Top Tip – Feel comfortable with what you’re wearing. It’ll help with your confidence and people will feed off of this, people can sense when you’re uneasy. If you’re not used to wearing a suit, don’t wear one. You don’t have to be the “social norm”, because this will also help you stand out. You can go against the grain, we give you permission!
Behaviour: Handshakes! Now that they’re “legal” again after the whole covid era, shake the person’s hand and focus on eye contact. Shake with authority and be confident with your first impression, after all confidence is key with networking and your first impression is everything.
Keep the conversation going, be interested in the person your chatting to and what they’re actually saying. Know when to finish the conversation and move onto the next person (or group of people), connect with multiple people, that’s the whole point of networking, it’s not “solo-working”.
Attitude: In terms of your attitude, if you’ve had a bad day, try to regroup before the event as people feed off energy and aren’t always a fan of a pessimist, or someone who is grumpy or distant. At the same time, you may like to be open and honest and say “I haven’t had the best day…”, just be cautious as to how you deliver this.
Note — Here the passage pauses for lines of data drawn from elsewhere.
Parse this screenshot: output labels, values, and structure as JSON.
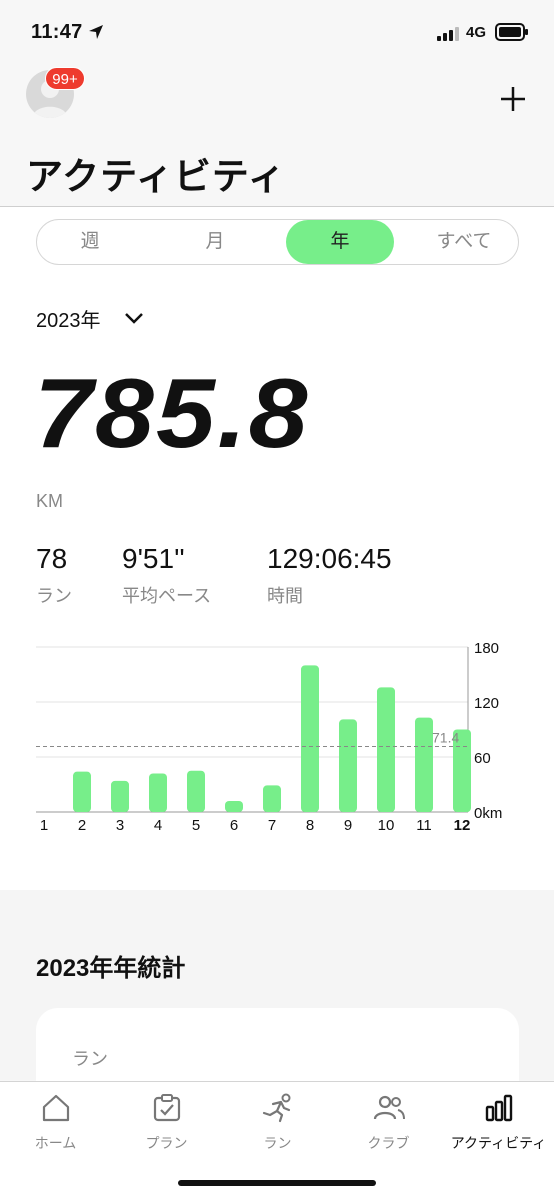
{
  "status_bar": {
    "time": "11:47",
    "network": "4G"
  },
  "header": {
    "badge": "99+",
    "title": "アクティビティ"
  },
  "period_tabs": [
    {
      "label": "週",
      "active": false
    },
    {
      "label": "月",
      "active": false
    },
    {
      "label": "年",
      "active": true
    },
    {
      "label": "すべて",
      "active": false
    }
  ],
  "year_selector": {
    "label": "2023年"
  },
  "summary": {
    "distance": "785.8",
    "unit": "KM",
    "stats": [
      {
        "value": "78",
        "label": "ラン"
      },
      {
        "value": "9'51''",
        "label": "平均ペース"
      },
      {
        "value": "129:06:45",
        "label": "時間"
      }
    ]
  },
  "chart_data": {
    "type": "bar",
    "categories": [
      "1",
      "2",
      "3",
      "4",
      "5",
      "6",
      "7",
      "8",
      "9",
      "10",
      "11",
      "12"
    ],
    "values": [
      0,
      44,
      34,
      42,
      45,
      12,
      29,
      160,
      101,
      136,
      103,
      90
    ],
    "ylim": [
      0,
      180
    ],
    "yticks": [
      "0km",
      "60",
      "120",
      "180"
    ],
    "average": 71.4,
    "average_label": "71.4",
    "highlight_category": "12",
    "bar_color": "#77ee8a",
    "grid": true
  },
  "annual_stats": {
    "title": "2023年年統計",
    "card_label": "ラン"
  },
  "tab_bar": [
    {
      "icon": "home-icon",
      "label": "ホーム",
      "active": false
    },
    {
      "icon": "plan-icon",
      "label": "プラン",
      "active": false
    },
    {
      "icon": "run-icon",
      "label": "ラン",
      "active": false
    },
    {
      "icon": "club-icon",
      "label": "クラブ",
      "active": false
    },
    {
      "icon": "activity-icon",
      "label": "アクティビティ",
      "active": true
    }
  ],
  "colors": {
    "accent": "#77ee8a",
    "badge": "#ee3b2e"
  }
}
Like anything you practice, the more you network, the better you’ll be. Make sure you are relaxed and comfortable by the time you get there and have your “go to” points to chat about so no matter what is thrown at you, you are prepared.
The importance of follow up
Especially in business, if you say you’re going to do something, no matter who you are, what you do or what you promised, if you don’t do what you said you would, it is bound to have a negative knock on effect.
When networking, it is easy to want to make connections and help people as much as possible. During conversations, if you can’t see a clear alignment, can’t refer to the right match for them, don’t say you will. People will think that if they were to get into business with you, you simply just won’t deliver. It’s about quality not quantity.
If it’s something quick and easy like adding someone on LinkedIn or following their social media page, do what you say you’ll do. You could even take out your phone and give them a follow right then and there. If you do it after the event, pop them a quick message; “Hi…, it was great meeting you at the event last week…”. Keep the relationship building, connection and conversation going. It can be helpful if you have a system in place to follow up before, during and after networking events. Check out this quick video from our business partner Krystle Clear Solutions on “The Best Business Networking System Every Business Owner Should Know”.
Top 3 Networking Tips
- Before your staff go to a networking event – Help them with their “Elevator Pitch”. They should be able to quickly articulate what your business does, who they do it for and how they can help. This will enable the listener to identify the niche and see who they could potentially connect them or your business with.
- Before you go to an event (especially if you have the opportunity to view the attendees) – Take a look at the list and target some people that you would like to meet and you would be interested in connecting with. If you feel comfortable, even ask the organiser of the event to introduce you once you get there.
- At the event – Don’t just ask a fellow networker what they “do”, take the time to get to know them and have a quality chat. Ask them what they do for fun, what makes them tick, get to know them as a person, not as a… Insert work role here.